I’m usually pretty good about this sort of thing, but winter has revolved entirely around getting my manuscript in on time (YASSSSSS). Nothing I played sounded good to me, and I felt guilty every time I sat down with a guitar. Oh yeah, and I broke my thumb while sparring with my sword instructor (“Well, you should have parried better.” Yes. I should have.). And developed tendonitis. I briefly considered just shooting a video of me whacking a cup on a table and sing-screaming my feelings at the Internet, but I don’t actually hate any of you.

I don’t actually feel bad about failing at my 2017 music project. Besides, there’s still time. If I end the year with ten songs instead of twelve, it’ll still be ten more than I’ve written in, like, five years. I’m still winning.

Finishing a life-consuming project is disorienting, but I’m feeling really good lately. I’m finishing out my first quarter as a full-time teacher, and I haven’t developed an alcohol dependency or been found crying in the staff bathroom. Win! My kids are actually really awesome. Buttheads sometimes, sure, but who wasn’t at seventeen? This school environment is so different from the one I was raised in. When there’s trouble, it’s usually the system to blame. Not the kids. Once they realize that you’re actually on their side, I find that most students will go along with your plans and do their work.

Meanwhile, swording continues to be awesome. Our first tournament was the tits. Even my sister came to see me and meet my friends, which meant a lot because we don’t see much of each other. My brother got a hold of the videos that she took of me sparring and he’s been circulating them on Facebook. He came to see me in my Taekwondo classes a few times when I was in my early twenties, and he said my fighting style hasn’t changed at all.

“Dude says ‘fight’ and you just start walking toward the other guy like you don’t give a shit he’s got twenty pounds on you and might murder you. You wouldn’t be my sister if you weren’t trying to assault someone.”

This was weirdly validating. Also a reminder that I need to spend more time with my siblings, who get me way more than I usually give them credit for.

I also sucked quite a bit less than I’ve ever sucked before. In cutting, I may not have sucked at all. I was pretty fucking pleased with myself.

Now that I’m in waiting-mode where the book is concerned, I’ve started on another project. I haven’t written fiction since middle school, and I’ve really wanted to give it a grown-up whirl. I’m afraid I don’t read enough fiction to actually produce anything good, but it’s been really fun so far. I haven’t outlined shit. I’m not planning a gotdamned thing—just following impulses. I’m not really sure it’s possible for me to make up characters from scratch. Everyone is modeled after someone I know, and I’m basically writing myself. Or myself as I’ve seen myself. Or something. With better dialogue (and Ali has a better car). In any case, it’s really fun.

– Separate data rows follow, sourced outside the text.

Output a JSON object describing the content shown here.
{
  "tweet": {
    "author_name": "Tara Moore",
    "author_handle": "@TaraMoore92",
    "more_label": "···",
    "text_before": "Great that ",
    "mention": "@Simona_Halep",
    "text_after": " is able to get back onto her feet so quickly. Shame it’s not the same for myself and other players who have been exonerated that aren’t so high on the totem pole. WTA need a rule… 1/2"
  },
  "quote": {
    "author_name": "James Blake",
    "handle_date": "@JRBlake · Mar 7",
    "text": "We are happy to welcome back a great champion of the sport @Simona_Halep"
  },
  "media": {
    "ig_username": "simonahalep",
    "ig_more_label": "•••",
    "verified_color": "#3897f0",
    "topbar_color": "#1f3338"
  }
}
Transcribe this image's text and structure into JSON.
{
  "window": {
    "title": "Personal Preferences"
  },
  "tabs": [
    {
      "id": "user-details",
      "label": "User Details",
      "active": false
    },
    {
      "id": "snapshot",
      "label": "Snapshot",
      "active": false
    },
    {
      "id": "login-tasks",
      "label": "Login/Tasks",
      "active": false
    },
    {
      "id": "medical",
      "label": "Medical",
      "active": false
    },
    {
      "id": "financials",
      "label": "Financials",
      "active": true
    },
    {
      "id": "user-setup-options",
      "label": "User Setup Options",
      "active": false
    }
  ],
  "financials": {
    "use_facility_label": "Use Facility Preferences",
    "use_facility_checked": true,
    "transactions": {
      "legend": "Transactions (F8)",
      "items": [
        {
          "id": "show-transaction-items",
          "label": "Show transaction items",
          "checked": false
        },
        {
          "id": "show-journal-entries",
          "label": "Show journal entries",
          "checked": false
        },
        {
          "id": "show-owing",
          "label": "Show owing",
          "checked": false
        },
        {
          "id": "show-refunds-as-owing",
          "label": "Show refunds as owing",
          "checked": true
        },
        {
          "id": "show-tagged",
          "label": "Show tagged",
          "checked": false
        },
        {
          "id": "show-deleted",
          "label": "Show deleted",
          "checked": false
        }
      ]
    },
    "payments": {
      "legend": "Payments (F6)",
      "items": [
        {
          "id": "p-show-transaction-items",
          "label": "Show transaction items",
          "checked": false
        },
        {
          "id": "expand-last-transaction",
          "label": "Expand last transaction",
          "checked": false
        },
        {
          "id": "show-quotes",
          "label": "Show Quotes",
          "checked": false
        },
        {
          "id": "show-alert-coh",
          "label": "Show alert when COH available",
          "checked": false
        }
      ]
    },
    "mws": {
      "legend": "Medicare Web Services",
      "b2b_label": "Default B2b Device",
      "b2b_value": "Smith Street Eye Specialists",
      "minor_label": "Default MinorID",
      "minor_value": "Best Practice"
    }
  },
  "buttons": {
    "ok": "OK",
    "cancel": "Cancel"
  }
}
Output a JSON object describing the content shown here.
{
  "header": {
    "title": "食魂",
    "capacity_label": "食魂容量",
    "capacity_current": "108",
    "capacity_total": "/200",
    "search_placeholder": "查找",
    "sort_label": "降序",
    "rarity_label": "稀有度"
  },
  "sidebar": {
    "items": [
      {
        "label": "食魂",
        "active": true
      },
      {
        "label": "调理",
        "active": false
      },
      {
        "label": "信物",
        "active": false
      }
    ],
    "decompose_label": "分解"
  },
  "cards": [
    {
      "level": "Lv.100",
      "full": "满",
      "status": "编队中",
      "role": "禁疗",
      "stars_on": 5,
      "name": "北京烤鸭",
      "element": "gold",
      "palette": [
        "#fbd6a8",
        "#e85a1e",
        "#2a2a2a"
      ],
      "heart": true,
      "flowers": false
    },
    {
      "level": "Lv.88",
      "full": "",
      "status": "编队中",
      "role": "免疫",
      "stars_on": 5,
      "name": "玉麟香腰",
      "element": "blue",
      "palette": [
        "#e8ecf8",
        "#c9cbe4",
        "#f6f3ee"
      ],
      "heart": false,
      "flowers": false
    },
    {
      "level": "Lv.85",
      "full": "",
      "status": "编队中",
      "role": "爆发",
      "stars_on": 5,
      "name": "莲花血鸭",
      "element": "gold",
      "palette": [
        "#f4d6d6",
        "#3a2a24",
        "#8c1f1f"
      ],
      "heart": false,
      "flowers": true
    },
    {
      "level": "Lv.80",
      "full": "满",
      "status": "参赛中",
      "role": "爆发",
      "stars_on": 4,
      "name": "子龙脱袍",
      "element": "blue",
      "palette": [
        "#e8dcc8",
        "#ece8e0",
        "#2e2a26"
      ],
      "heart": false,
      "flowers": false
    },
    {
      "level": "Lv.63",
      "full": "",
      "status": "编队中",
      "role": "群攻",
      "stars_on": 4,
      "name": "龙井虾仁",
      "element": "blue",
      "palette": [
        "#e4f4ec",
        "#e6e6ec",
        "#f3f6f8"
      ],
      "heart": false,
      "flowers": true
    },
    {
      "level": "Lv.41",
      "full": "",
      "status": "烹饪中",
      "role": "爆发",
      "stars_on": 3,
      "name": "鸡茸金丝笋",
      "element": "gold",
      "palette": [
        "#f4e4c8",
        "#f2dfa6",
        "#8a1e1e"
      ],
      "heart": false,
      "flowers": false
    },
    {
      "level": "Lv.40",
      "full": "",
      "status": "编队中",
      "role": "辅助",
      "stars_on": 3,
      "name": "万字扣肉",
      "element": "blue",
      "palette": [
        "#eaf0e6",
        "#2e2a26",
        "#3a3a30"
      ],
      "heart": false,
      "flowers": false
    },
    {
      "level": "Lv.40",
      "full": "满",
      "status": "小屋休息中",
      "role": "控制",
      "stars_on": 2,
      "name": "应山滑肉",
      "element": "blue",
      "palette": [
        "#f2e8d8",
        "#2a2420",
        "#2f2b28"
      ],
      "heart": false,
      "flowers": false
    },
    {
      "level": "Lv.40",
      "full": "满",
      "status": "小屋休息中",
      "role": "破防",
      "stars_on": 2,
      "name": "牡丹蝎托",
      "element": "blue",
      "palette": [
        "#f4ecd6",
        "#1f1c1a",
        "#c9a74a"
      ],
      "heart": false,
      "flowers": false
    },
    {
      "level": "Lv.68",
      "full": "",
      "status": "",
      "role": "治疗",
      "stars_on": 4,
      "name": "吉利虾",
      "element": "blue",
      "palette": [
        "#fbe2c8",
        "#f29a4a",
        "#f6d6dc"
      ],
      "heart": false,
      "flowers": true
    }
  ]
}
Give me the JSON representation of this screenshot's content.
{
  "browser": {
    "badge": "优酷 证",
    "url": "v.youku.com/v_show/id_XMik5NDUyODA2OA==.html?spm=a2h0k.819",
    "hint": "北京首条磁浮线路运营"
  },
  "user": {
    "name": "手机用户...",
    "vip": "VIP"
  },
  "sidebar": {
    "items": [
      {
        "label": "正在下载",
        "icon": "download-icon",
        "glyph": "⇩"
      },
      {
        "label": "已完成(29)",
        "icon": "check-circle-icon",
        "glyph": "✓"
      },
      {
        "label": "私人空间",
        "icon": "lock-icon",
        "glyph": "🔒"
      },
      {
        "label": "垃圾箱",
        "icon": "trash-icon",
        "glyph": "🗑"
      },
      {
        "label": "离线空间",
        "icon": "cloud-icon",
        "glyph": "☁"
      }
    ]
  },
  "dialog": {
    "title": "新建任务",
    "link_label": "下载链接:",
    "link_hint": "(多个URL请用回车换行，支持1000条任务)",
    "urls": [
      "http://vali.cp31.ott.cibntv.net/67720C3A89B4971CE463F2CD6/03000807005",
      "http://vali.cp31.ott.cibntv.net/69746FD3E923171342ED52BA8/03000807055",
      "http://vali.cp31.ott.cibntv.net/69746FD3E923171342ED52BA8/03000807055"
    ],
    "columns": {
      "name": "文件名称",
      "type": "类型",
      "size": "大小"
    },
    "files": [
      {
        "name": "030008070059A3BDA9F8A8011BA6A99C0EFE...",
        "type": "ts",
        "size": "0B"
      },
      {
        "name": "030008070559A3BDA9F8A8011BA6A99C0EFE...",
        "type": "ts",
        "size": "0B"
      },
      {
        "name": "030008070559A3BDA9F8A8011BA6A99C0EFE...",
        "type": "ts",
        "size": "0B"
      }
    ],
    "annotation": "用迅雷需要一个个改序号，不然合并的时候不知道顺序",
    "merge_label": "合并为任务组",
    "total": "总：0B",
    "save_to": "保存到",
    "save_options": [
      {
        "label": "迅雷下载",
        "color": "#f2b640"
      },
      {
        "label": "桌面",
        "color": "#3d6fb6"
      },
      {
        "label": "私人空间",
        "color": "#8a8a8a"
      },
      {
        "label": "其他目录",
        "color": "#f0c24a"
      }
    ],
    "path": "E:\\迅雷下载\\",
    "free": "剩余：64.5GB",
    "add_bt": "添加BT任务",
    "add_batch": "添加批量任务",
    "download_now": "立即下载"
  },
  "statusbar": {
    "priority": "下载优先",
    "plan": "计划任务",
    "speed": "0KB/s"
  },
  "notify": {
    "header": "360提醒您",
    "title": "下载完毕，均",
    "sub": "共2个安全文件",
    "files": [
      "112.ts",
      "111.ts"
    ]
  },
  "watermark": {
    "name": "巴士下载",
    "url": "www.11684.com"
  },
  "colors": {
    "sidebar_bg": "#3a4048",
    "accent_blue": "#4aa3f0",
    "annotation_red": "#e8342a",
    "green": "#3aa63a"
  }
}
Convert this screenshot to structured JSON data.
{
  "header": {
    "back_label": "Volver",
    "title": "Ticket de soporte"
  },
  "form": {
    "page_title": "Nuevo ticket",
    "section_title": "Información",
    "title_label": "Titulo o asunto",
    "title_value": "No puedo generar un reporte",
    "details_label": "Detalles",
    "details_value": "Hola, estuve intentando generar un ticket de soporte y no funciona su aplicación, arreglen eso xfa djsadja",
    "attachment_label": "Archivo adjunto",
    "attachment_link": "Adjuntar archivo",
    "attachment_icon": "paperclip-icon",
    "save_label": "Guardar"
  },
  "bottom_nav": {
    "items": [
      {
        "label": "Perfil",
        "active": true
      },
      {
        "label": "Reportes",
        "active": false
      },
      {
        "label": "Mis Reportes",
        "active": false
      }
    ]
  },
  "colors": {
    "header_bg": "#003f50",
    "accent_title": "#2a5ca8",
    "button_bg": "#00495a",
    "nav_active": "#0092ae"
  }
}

Guys. What if I wrote young adult novels? Maybe this is a thing.

In other news, I’m plotting workshops for Free Spirit Gathering. I’ll be co-teaching with Winter Tashlin and Thista Minai, who are both amazeballs. Winter and I will be leading a discussion about Paganism and privilege, and Thista and I will be teaching archery as a devotional practice. I’m really excited to have my bow at FSG. You should come shoot with me!

Over + out.